REQUIRED WORK: Please copy each line of the data that includes the string "icon".
┌──
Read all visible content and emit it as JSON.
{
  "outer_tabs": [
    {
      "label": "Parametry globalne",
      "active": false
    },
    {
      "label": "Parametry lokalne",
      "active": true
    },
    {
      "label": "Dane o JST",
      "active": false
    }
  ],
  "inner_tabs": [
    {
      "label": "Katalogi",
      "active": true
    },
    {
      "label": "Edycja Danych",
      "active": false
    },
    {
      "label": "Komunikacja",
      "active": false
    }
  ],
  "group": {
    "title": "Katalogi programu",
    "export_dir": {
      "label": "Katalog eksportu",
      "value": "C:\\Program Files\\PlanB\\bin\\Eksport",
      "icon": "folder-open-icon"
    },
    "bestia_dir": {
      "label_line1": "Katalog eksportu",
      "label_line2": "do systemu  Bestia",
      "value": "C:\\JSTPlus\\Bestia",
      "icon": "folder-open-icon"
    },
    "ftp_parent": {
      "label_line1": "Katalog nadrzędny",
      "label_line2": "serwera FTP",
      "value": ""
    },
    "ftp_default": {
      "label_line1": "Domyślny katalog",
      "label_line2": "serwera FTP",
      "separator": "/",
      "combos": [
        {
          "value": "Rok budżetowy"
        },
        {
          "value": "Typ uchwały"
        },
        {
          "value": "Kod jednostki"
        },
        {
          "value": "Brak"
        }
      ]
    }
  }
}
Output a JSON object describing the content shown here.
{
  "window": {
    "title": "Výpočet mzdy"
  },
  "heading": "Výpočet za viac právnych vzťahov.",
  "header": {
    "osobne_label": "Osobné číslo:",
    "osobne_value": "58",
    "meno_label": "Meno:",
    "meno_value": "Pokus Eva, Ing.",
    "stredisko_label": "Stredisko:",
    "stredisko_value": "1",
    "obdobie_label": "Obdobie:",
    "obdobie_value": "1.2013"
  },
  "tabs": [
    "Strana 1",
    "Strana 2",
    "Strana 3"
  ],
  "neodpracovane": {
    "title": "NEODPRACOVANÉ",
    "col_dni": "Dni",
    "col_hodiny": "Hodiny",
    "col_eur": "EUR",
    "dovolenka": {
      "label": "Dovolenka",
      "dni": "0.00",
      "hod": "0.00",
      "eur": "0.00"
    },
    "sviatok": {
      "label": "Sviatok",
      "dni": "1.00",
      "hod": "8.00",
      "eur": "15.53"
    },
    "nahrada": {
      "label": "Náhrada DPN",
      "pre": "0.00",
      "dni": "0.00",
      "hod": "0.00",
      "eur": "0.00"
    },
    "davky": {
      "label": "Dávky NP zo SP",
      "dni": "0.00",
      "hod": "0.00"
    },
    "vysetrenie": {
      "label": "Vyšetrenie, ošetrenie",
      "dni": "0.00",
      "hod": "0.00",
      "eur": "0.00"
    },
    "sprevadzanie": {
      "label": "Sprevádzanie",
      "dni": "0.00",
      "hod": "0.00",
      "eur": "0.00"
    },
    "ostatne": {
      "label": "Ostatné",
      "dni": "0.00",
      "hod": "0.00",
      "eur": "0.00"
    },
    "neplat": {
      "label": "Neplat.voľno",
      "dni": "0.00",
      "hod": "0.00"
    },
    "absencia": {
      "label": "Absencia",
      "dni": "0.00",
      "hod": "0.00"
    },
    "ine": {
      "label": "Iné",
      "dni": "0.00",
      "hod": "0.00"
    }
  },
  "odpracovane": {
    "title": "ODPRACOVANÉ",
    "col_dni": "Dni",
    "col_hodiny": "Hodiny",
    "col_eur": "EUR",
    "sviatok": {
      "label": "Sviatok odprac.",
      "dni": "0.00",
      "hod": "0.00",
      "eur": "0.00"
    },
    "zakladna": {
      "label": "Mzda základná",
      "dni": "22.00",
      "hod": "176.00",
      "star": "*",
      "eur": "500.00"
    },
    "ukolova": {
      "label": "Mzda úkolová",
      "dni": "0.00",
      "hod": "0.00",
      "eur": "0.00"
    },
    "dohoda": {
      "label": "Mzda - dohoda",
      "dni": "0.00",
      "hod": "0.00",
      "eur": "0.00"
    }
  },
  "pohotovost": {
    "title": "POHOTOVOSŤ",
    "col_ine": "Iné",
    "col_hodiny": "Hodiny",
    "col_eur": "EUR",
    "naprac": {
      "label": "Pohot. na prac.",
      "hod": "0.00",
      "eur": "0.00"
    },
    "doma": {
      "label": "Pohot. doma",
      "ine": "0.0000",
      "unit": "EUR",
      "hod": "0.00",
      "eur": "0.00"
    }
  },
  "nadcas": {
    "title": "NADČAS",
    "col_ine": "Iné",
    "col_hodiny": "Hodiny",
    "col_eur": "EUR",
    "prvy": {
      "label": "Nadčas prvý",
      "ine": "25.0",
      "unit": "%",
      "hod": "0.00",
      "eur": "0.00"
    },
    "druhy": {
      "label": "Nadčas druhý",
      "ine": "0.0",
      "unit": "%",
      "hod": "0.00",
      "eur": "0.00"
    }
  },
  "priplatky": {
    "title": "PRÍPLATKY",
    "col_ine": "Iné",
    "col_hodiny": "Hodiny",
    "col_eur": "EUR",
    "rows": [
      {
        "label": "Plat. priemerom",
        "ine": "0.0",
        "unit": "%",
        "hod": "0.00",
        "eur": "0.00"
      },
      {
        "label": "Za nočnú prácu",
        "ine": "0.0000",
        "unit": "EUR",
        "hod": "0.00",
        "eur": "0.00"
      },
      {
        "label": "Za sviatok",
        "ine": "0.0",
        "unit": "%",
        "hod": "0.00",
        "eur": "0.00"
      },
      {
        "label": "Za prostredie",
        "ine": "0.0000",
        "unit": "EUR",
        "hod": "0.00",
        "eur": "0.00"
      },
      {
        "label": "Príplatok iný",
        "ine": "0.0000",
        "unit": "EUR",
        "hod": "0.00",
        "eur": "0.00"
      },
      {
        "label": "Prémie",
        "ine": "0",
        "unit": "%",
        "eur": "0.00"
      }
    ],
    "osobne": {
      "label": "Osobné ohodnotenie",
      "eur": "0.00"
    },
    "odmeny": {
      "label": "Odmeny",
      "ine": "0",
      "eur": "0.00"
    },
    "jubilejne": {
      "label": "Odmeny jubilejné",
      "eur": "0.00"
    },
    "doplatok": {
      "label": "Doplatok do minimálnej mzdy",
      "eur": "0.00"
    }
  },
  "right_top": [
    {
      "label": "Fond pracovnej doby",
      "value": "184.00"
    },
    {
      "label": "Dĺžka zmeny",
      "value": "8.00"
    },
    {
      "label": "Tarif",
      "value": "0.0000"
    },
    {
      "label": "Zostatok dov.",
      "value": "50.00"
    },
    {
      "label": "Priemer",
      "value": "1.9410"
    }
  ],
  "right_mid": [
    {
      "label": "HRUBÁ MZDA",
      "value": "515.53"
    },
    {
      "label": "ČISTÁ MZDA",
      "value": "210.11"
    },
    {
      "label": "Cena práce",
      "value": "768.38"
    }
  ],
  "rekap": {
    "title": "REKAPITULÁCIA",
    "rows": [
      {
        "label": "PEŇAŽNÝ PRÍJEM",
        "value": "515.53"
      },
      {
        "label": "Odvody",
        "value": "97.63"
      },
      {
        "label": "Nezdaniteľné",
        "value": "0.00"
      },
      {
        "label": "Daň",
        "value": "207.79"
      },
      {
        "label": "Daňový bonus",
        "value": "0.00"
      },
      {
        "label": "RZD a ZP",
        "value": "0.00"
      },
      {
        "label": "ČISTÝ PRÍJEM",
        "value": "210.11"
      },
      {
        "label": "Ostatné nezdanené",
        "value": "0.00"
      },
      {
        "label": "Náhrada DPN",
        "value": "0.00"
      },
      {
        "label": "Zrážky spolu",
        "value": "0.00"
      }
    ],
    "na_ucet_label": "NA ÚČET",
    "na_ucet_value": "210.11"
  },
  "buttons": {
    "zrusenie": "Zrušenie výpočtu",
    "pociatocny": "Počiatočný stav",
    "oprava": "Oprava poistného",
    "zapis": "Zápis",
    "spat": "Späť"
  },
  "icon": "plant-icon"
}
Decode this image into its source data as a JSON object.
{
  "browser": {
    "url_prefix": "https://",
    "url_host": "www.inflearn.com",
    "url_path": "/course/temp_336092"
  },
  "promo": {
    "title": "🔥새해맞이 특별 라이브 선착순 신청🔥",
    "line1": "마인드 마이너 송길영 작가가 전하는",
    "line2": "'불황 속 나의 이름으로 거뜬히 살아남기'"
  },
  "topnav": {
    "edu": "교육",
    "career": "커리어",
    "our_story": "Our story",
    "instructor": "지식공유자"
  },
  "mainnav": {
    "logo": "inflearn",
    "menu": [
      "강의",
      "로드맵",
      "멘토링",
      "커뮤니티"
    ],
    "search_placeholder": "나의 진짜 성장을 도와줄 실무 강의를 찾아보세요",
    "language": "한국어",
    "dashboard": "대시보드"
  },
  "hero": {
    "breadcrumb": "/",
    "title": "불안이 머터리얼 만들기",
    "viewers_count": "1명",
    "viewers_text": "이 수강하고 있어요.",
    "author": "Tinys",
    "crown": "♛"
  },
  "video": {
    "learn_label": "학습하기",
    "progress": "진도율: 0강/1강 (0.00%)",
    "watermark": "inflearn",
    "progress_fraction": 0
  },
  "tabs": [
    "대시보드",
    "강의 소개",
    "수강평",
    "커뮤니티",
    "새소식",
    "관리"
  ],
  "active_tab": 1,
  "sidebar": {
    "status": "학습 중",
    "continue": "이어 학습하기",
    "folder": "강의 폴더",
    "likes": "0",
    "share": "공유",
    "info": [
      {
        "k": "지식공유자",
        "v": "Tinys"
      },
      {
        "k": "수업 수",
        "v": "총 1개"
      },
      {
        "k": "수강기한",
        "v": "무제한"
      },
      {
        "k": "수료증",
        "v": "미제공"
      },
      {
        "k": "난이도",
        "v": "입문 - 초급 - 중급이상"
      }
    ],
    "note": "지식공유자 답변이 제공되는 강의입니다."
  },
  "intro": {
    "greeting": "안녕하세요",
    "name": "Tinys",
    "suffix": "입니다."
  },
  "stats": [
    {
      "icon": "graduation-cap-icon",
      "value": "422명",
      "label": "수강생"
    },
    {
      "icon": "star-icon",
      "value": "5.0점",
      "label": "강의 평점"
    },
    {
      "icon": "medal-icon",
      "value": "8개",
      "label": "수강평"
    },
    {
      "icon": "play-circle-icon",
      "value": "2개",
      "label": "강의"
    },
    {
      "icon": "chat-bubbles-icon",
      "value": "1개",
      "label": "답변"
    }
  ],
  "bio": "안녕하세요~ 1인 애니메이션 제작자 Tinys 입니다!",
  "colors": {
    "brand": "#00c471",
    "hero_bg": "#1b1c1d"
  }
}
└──
OUTPUT:
      "icon": "folder-open-icon"
      "icon": "folder-open-icon"
  "icon": "plant-icon"
      "icon": "graduation-cap-icon",
      "icon": "star-icon",
      "icon": "medal-icon",
      "icon": "play-circle-icon",
      "icon": "chat-bubbles-icon",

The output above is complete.